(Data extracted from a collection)
# # # #
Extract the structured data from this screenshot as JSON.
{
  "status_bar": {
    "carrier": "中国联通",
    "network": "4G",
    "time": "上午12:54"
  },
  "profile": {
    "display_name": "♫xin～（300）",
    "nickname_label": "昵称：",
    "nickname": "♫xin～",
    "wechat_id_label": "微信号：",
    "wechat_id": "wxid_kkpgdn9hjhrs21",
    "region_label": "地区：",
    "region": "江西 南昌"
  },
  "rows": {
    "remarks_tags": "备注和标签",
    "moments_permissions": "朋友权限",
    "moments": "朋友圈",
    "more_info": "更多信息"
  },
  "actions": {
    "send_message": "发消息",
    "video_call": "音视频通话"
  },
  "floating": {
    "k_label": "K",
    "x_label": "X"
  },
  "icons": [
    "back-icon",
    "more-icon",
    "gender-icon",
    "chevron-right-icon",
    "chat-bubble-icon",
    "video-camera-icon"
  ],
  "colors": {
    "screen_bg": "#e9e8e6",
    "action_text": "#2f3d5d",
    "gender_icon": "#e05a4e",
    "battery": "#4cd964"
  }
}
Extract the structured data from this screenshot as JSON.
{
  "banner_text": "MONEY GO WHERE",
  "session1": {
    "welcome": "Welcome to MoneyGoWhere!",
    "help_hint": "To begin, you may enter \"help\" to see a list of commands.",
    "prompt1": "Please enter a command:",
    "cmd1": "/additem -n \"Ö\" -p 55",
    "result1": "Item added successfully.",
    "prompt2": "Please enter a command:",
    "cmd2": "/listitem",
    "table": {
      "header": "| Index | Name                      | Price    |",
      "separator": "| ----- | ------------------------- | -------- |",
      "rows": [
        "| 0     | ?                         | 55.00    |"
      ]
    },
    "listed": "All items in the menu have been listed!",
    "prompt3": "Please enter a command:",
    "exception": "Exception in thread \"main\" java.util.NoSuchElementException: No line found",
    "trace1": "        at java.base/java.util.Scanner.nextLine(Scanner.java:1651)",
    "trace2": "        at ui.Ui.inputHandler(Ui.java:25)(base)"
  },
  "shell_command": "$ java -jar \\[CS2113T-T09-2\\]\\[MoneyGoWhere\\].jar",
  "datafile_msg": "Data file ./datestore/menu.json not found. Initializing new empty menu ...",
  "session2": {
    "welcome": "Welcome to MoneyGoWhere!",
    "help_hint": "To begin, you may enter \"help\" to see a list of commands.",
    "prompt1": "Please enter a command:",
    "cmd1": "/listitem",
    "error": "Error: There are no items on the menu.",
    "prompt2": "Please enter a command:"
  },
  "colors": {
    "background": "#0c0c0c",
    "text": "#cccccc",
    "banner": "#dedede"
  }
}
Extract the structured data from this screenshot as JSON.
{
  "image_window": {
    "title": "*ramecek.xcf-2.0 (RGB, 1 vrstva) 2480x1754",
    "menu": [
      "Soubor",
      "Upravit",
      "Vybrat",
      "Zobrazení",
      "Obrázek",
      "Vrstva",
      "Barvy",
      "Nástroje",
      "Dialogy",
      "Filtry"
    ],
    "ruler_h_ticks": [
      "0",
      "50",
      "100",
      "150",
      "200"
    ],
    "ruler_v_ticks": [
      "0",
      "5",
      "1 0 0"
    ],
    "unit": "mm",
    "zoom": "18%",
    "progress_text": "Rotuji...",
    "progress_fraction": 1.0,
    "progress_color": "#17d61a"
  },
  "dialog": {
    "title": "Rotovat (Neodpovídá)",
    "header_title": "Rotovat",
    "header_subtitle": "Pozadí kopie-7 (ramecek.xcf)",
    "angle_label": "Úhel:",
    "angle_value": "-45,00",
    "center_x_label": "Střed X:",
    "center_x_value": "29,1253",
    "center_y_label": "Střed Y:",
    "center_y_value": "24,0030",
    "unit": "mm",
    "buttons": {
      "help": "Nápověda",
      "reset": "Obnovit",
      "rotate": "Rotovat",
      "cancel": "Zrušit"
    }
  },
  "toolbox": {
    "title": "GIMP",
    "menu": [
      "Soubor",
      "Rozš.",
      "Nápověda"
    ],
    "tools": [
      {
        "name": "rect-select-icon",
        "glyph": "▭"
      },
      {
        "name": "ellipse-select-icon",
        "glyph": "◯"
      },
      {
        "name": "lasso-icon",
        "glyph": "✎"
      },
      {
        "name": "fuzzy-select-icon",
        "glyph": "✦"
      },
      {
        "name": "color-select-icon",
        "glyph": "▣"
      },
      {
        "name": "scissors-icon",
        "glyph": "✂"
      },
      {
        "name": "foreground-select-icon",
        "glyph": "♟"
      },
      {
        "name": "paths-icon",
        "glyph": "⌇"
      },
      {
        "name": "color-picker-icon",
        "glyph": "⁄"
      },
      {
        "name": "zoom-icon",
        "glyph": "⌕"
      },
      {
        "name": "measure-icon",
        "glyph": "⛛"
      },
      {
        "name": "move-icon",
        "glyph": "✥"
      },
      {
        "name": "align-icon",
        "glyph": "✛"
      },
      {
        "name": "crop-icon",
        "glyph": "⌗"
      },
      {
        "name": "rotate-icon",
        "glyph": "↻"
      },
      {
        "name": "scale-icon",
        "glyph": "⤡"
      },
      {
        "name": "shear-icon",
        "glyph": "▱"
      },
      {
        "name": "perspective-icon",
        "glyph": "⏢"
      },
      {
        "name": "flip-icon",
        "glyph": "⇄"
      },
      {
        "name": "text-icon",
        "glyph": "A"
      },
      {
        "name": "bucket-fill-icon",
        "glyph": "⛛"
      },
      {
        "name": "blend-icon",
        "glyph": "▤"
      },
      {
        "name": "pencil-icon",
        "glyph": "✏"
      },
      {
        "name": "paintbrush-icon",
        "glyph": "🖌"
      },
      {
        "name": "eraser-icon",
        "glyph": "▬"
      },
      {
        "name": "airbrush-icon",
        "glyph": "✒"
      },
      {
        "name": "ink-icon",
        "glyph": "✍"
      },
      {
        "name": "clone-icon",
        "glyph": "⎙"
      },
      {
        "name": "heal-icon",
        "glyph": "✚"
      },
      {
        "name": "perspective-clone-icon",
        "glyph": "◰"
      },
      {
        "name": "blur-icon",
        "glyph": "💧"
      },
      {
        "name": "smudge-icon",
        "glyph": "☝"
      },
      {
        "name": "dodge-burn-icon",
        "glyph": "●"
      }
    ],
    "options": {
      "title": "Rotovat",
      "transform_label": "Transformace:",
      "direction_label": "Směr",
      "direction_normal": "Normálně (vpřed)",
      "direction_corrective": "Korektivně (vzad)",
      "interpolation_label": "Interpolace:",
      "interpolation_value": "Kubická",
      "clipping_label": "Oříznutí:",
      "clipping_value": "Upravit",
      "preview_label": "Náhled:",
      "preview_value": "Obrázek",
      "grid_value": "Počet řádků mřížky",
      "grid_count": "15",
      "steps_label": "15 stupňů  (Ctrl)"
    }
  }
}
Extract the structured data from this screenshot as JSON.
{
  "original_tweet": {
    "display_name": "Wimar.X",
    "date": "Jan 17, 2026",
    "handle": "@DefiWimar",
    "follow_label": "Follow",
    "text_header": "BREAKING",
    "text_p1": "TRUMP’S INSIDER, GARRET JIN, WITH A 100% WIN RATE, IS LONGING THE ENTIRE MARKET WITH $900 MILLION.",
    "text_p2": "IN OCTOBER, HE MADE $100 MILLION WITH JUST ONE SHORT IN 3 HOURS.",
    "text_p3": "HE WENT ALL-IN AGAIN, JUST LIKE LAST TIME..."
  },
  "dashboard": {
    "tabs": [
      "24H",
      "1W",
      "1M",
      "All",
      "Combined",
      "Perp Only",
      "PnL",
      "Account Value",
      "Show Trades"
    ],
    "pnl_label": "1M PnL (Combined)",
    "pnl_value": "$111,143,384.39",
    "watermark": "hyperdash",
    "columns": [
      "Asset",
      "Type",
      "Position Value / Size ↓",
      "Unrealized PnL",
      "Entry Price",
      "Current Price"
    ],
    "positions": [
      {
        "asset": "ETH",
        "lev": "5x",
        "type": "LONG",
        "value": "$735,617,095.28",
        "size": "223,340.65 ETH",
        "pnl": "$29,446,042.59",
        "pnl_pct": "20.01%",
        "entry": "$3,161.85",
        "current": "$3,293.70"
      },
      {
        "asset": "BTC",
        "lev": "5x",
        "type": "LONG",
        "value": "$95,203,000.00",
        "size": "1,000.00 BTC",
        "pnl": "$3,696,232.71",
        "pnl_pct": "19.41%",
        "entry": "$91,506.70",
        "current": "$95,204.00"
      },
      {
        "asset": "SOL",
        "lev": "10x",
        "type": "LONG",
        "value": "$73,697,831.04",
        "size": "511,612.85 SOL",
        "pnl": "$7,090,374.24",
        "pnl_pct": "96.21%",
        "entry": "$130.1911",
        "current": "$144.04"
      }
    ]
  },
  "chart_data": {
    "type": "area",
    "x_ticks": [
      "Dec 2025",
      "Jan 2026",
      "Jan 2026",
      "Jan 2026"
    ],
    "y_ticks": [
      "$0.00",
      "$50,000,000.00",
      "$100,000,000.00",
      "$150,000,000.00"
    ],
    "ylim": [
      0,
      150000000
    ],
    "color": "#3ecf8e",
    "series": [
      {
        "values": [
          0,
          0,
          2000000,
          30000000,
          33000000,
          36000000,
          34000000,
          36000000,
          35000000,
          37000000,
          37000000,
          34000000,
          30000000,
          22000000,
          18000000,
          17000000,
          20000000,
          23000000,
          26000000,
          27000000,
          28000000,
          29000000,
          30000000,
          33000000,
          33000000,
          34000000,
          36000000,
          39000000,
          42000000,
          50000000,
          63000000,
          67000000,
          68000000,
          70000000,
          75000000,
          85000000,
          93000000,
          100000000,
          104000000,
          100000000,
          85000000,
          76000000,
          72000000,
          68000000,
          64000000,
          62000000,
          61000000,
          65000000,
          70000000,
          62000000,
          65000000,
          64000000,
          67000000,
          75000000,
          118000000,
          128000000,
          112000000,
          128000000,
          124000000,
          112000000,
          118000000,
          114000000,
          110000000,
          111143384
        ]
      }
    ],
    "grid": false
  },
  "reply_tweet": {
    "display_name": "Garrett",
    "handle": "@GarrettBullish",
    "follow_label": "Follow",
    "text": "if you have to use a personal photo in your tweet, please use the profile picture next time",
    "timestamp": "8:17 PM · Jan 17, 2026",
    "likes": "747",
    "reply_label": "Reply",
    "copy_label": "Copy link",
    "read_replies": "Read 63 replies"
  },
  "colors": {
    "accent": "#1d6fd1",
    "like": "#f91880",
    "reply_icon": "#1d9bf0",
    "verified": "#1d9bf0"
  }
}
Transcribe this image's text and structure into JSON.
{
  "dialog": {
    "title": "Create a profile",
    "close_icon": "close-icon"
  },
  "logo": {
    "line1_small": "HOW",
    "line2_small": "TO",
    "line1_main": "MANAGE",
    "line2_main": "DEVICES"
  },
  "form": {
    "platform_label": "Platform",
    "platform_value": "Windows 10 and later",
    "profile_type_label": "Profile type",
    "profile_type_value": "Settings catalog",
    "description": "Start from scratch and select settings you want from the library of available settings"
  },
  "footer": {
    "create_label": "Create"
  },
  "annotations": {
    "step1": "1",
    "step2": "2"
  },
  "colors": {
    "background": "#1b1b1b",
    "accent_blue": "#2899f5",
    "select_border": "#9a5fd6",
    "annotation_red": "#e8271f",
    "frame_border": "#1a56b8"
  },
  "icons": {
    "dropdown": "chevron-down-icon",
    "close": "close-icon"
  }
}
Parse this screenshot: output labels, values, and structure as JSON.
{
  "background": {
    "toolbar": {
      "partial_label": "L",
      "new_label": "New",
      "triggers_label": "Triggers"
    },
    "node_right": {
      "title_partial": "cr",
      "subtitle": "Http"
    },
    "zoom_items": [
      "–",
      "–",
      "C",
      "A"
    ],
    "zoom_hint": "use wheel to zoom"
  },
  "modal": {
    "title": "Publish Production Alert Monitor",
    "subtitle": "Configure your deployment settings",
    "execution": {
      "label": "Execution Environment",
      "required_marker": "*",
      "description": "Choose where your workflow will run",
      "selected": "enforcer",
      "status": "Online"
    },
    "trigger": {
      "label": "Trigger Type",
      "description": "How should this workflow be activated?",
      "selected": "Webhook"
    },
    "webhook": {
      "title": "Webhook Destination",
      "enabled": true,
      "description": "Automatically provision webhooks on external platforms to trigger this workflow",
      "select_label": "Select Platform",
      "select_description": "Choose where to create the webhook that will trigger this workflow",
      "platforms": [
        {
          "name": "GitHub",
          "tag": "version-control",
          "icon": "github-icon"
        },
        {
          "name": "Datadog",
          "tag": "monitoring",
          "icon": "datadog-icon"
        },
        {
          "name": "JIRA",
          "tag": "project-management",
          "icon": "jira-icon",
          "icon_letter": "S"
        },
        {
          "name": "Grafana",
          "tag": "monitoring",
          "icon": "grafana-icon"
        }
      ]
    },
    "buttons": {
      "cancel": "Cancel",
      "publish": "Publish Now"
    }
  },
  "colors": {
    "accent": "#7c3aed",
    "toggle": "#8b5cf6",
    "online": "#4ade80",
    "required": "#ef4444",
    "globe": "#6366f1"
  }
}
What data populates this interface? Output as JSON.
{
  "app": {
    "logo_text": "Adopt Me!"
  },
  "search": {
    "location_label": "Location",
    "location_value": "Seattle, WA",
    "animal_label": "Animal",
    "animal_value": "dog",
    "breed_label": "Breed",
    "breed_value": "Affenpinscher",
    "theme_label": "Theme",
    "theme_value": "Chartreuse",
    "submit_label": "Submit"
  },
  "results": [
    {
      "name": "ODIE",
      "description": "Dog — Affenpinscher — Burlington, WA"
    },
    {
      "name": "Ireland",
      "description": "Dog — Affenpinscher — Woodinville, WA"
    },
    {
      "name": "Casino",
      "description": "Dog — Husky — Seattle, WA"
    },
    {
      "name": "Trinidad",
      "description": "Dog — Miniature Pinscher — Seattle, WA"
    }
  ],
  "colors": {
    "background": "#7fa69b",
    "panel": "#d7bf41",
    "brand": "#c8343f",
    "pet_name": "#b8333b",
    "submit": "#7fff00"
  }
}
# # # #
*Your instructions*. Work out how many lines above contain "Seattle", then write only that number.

*Answer for the task*. 3